The $12 billion proposal would amount to the largest year-over-year rebate that’s ever been provided in any state in American history, Newsom said. It’s part of his larger $100 billion “California Comeback Plan” that would also include rental assistance and direct relief to help Californians pay off water, gas and electricity bills.
The governor said that the program is possible because the state has a $75.7 billion budget surplus, noting that at this time last year he had announced a $54.3 billion projected shortfall.
“It’s a remarkable turnaround,” Newsom said at a press conference. “I made the point at the state of the state (address) a number of months ago: California is now coming back. California is going to come roaring back.”
If the plan gets approved by the Democratic-controlled state legislature, it would send $600 stimulus checks to residents earning up to $75,000 who didn’t receive an earlier payment from the state. Families could be eligible for an additional $500. Money already went out in April to Californians earning up to $30,000.
Newsom stressed that he will need the cooperation of the state legislature to proceed with his plan, but noted that two of the budget chairs were present at the press conference
“I’m by no means naive about the deliberative process … but I’m mindful that our values are aligned,” he said.

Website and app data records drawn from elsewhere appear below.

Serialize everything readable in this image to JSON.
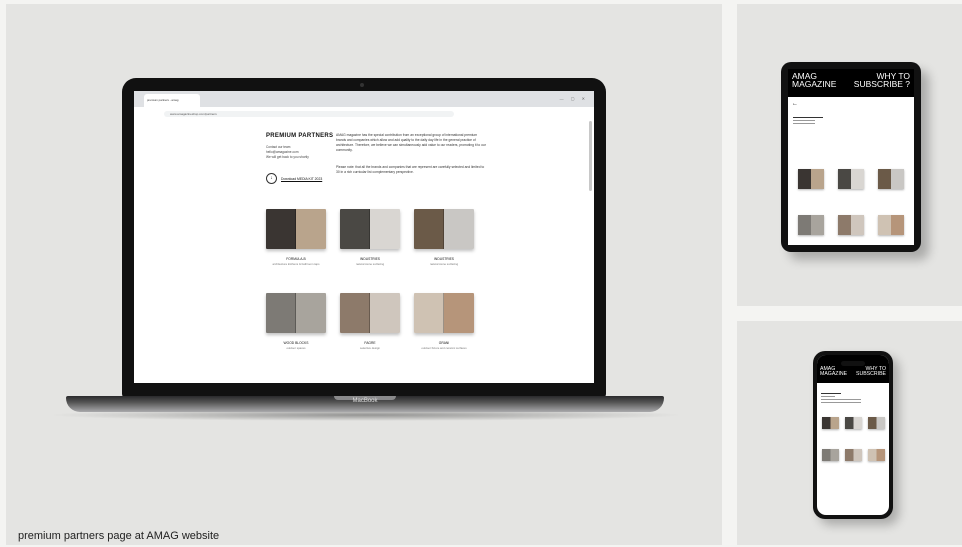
{
  "caption": "premium partners page at AMAG website",
  "laptop": {
    "brand": "MacBook",
    "tab_title": "premium partners - amag",
    "url": "www.amagazineshop.com/partners",
    "page": {
      "title": "PREMIUM PARTNERS",
      "contact_lines": [
        "Contact our team",
        "hello@amagazine.com",
        "We will get back to you shortly"
      ],
      "download_label": "Download MEDIA KIT 2023",
      "intro": "AMAG magazine has the special contribution from an exceptional group of international premium brands and companies which allow and add quality to the daily day life in the general practice of architecture. Therefore, we believe we can simultaneously add value to our readers, promoting it to our community.",
      "note": "Please note: that all the brands and companies that are represent are carefully selected and limited to 30 in a rich curricular list complementary perspective.",
      "magazines": [
        {
          "name": "FORMULA-B",
          "sub": "architecture kitchens & bathroom taps",
          "colors": [
            "#3a3532",
            "#b9a48c"
          ]
        },
        {
          "name": "INDUSTRIES",
          "sub": "natural stone surfacing",
          "colors": [
            "#4a4844",
            "#d9d6d2"
          ]
        },
        {
          "name": "INDUSTRIES",
          "sub": "natural stone surfacing",
          "colors": [
            "#6b5a48",
            "#c9c7c4"
          ]
        },
        {
          "name": "WOOD BLOCKS",
          "sub": "outdoor spaces",
          "colors": [
            "#7d7a75",
            "#a8a49d"
          ]
        },
        {
          "name": "FAGRE",
          "sub": "selective design",
          "colors": [
            "#8d7a6a",
            "#cfc6bd"
          ]
        },
        {
          "name": "GRANI",
          "sub": "outdoor fixture and ceramic surfaces",
          "colors": [
            "#cfc2b3",
            "#b6957a"
          ]
        }
      ]
    }
  },
  "tablet": {
    "head_left": [
      "AMAG",
      "MAGAZINE"
    ],
    "head_right": [
      "WHY TO",
      "SUBSCRIBE ?"
    ]
  },
  "phone": {
    "head_left": [
      "AMAG",
      "MAGAZINE"
    ],
    "head_right": [
      "WHY TO",
      "SUBSCRIBE"
    ]
  }
}
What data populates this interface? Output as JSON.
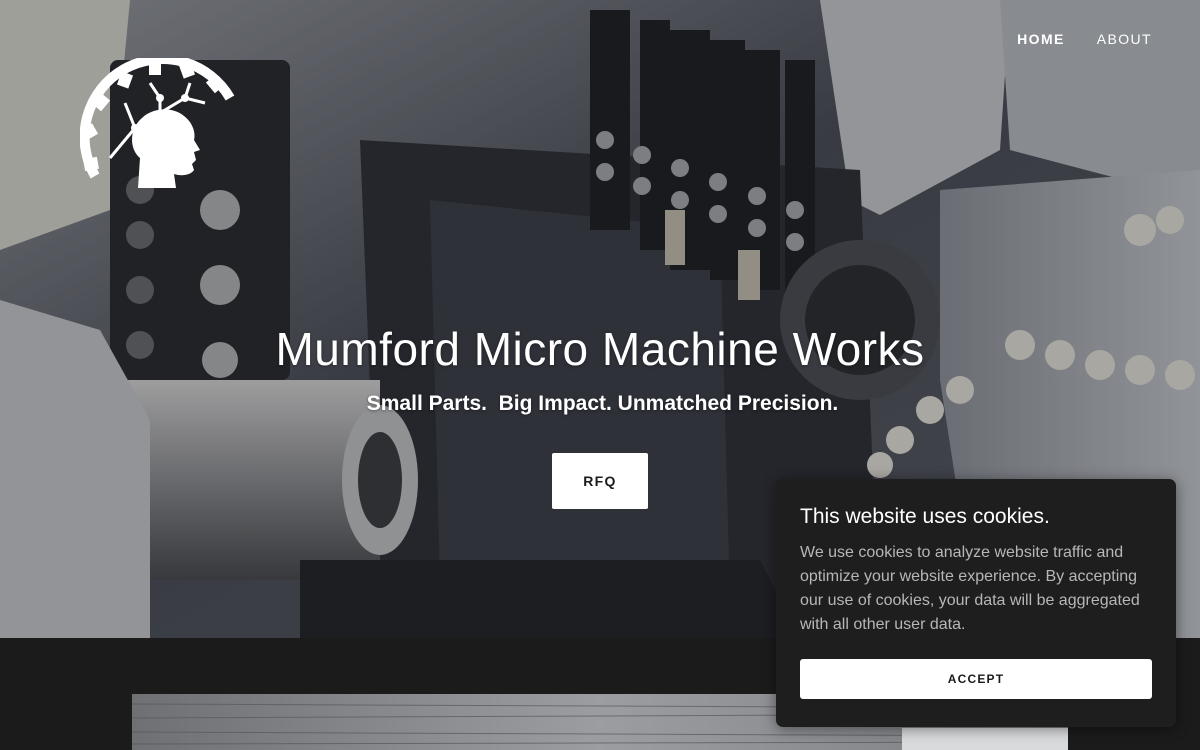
{
  "nav": {
    "items": [
      {
        "label": "HOME",
        "active": true
      },
      {
        "label": "ABOUT",
        "active": false
      }
    ]
  },
  "hero": {
    "title": "Mumford Micro Machine Works",
    "tagline": "Small Parts.  Big Impact. Unmatched Precision.",
    "cta_label": "RFQ",
    "logo_icon": "gear-head-logo"
  },
  "cookie_banner": {
    "title": "This website uses cookies.",
    "body": "We use cookies to analyze website traffic and optimize your website experience. By accepting our use of cookies, your data will be aggregated with all other user data.",
    "accept_label": "ACCEPT"
  },
  "colors": {
    "background_dark": "#1b1b1c",
    "cookie_bg": "#1e1e1f",
    "button_bg": "#ffffff",
    "text_light": "#ffffff",
    "text_muted": "#b7b7b7"
  }
}
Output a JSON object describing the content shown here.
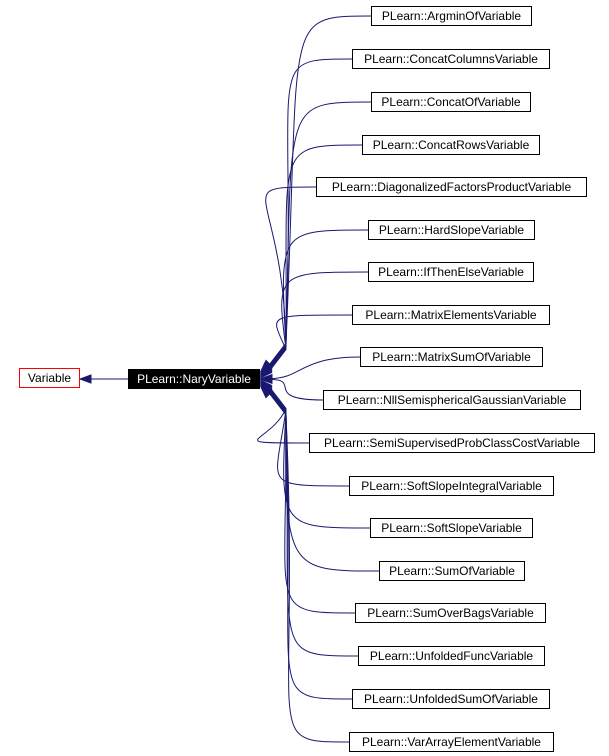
{
  "diagram": {
    "type": "inheritance-graph",
    "base": {
      "label": "Variable",
      "border_color": "#ff0000"
    },
    "focus": {
      "label": "PLearn::NaryVariable",
      "fill_color": "#000000",
      "text_color": "#ffffff"
    },
    "edge_color": "#191970",
    "children": [
      {
        "label": "PLearn::ArgminOfVariable"
      },
      {
        "label": "PLearn::ConcatColumnsVariable"
      },
      {
        "label": "PLearn::ConcatOfVariable"
      },
      {
        "label": "PLearn::ConcatRowsVariable"
      },
      {
        "label": "PLearn::DiagonalizedFactorsProductVariable"
      },
      {
        "label": "PLearn::HardSlopeVariable"
      },
      {
        "label": "PLearn::IfThenElseVariable"
      },
      {
        "label": "PLearn::MatrixElementsVariable"
      },
      {
        "label": "PLearn::MatrixSumOfVariable"
      },
      {
        "label": "PLearn::NllSemisphericalGaussianVariable"
      },
      {
        "label": "PLearn::SemiSupervisedProbClassCostVariable"
      },
      {
        "label": "PLearn::SoftSlopeIntegralVariable"
      },
      {
        "label": "PLearn::SoftSlopeVariable"
      },
      {
        "label": "PLearn::SumOfVariable"
      },
      {
        "label": "PLearn::SumOverBagsVariable"
      },
      {
        "label": "PLearn::UnfoldedFuncVariable"
      },
      {
        "label": "PLearn::UnfoldedSumOfVariable"
      },
      {
        "label": "PLearn::VarArrayElementVariable"
      }
    ]
  }
}
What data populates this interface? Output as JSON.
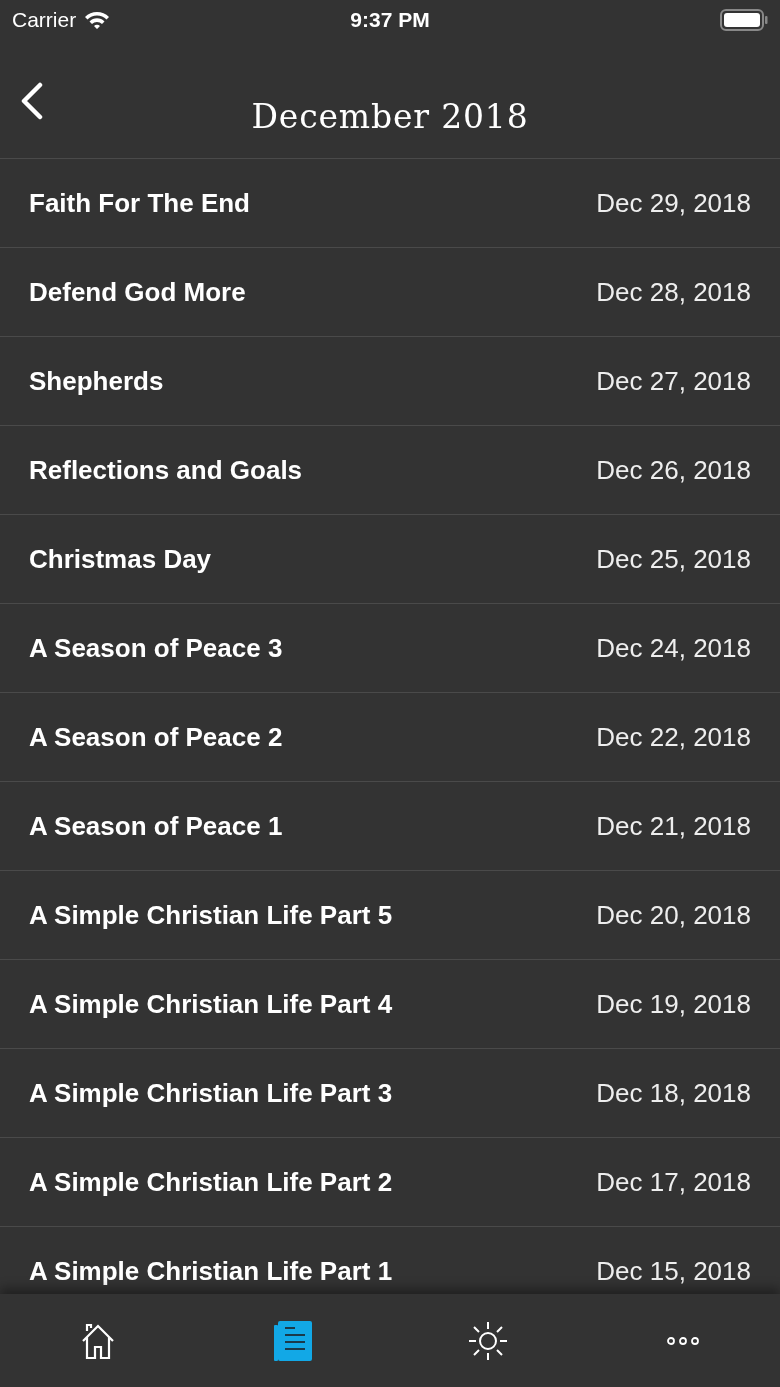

Newsom was asked whether this is a deliberate strategy to generate good publicity given the recall election. Side-stepping that question, he said he is “really proud of California’s resilience” and “California’s remarkable capacity, not only to come back, but to come roaring back.”
The California secretary of state confirmed in late April that proponents of the Republican-led effort to recall Newsom had gathered the more than 1.4 million valid signatures that were needed to initiate the recall. But state officials have yet to officially call or schedule the election because there are still a number of bureaucratic steps that must be completed.
The recall has been fueled by anger over the restrictions the governor put in place to curb the spread of Covid throughout last year and during an alarming surge in cases during the winter holiday months. California has been one of the slowest states to get children back to school.
Only 4 in 10 likely voters said they would vote to recall Newsom in a recent poll by the Public Policy Institute of California. His approval ratings are stable at above 50%, and his allies hope his political standing will improve as Covid cases continue to drop and he steers the state toward a full reopening by June 15.
The state-funded stimulus checks would add to the three rounds of federal stimulus payments that were delivered over the past year to millions of Californians. The most recent round, which was approved by Congress in March, sent more than 160 million payments to households across the country that were worth up to $1,400 per person. An estimated 8.8 million Californians were eligible.
The full amount went to individuals who earn less than $75,000 a year and married couples earning less than $150,000. But then the payments gradually phased out as income goes up. Individuals who earn at least $80,000 a year and married couples who earn at least $160,000 were completely cut off.
California swimming in funds
The budget surplus is the result of a booming stock market and the rapid but uneven economic recovery, which is translating into big capital-gains tax revenue from wealthy California residents.
The state is also set to receive more than $27 billion in federal aid, the US Treasury Department announced Monday. It is part of the $350 billion Coronavirus State and Local Fiscal Recovery Funds program, which was created by the Democrats’ $1.9 trillion rescue package in March to address pandemic-fueled revenue losses and increased expenses. The money can also be used to assist struggling residents and businesses.
Asked about states with large surpluses receiving the rescue funds, a senior administration official said they could use it to help those in need and for more “transformative” improvements.
“These are still areas where there is a lot of hurting,” the official said, noting the large number of homeless residents in the Los Angeles area. “It’s not just about a strong recovery, it’s about a more equitable recovery as well.”
Newsom announced last month that small businesses hit hardest by the pandemic will receive a $6.2 billion tax cut over the next six years. Under the legislation he signed, Paycheck Protection Program loans that businesses received from the federal government during the pandemic that were forgiven will not be counted as taxable income, and these businesses can also deduct the costs of expenses that those loans paid for.
The Golden State also enjoyed a multibillion-dollar budget surplus in 2013, after years of major shortfalls in the wake of the Great Recession. Then-Gov. Jerry Brown sought to use it to increase funding for education, pay down debt and set aside money in a reserve fund.
This story has been updated with more details on California’s finances.